Scan the material that follows. Copy every line containing the word "changes".

- Opening Delimiter -

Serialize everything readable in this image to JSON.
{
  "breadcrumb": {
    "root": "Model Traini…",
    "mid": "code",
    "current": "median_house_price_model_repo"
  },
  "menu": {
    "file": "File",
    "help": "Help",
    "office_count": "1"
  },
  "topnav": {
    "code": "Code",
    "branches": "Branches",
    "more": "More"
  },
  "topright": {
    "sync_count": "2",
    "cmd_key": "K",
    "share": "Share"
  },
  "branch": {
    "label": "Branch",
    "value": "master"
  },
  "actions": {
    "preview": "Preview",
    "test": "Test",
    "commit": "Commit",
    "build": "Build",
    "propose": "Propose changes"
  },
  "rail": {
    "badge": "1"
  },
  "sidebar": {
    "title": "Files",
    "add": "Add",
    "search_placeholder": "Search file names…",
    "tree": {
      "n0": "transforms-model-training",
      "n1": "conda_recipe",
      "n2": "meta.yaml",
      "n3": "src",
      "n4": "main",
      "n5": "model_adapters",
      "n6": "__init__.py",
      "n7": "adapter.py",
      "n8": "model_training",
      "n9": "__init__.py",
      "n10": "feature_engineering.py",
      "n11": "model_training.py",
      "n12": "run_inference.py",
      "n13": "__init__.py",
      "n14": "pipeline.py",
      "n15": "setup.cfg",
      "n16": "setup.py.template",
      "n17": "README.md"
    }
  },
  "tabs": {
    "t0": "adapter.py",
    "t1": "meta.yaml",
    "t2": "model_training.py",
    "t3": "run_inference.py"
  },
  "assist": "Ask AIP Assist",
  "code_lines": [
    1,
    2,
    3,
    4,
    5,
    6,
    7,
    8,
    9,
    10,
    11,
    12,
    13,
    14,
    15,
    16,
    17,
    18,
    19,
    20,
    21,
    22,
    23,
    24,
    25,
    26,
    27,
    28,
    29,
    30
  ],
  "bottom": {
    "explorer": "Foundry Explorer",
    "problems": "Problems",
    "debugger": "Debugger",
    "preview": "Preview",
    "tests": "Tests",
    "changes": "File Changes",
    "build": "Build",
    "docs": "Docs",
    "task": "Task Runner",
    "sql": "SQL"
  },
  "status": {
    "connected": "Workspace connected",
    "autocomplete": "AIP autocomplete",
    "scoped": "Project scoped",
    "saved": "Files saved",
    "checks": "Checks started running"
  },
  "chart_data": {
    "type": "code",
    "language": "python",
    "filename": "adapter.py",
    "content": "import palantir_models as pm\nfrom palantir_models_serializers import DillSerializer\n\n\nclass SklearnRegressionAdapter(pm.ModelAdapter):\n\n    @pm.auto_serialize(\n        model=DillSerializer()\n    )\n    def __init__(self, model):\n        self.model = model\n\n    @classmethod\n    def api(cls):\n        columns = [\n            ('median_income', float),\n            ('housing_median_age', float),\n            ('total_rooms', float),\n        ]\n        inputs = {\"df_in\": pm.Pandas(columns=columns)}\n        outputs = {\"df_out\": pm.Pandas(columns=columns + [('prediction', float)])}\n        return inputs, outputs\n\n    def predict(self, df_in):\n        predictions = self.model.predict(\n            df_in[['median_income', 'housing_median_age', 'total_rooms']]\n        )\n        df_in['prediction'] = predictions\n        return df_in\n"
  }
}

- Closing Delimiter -

▸ **Answer to this task**
    "propose": "Propose changes"
    "changes": "File Changes",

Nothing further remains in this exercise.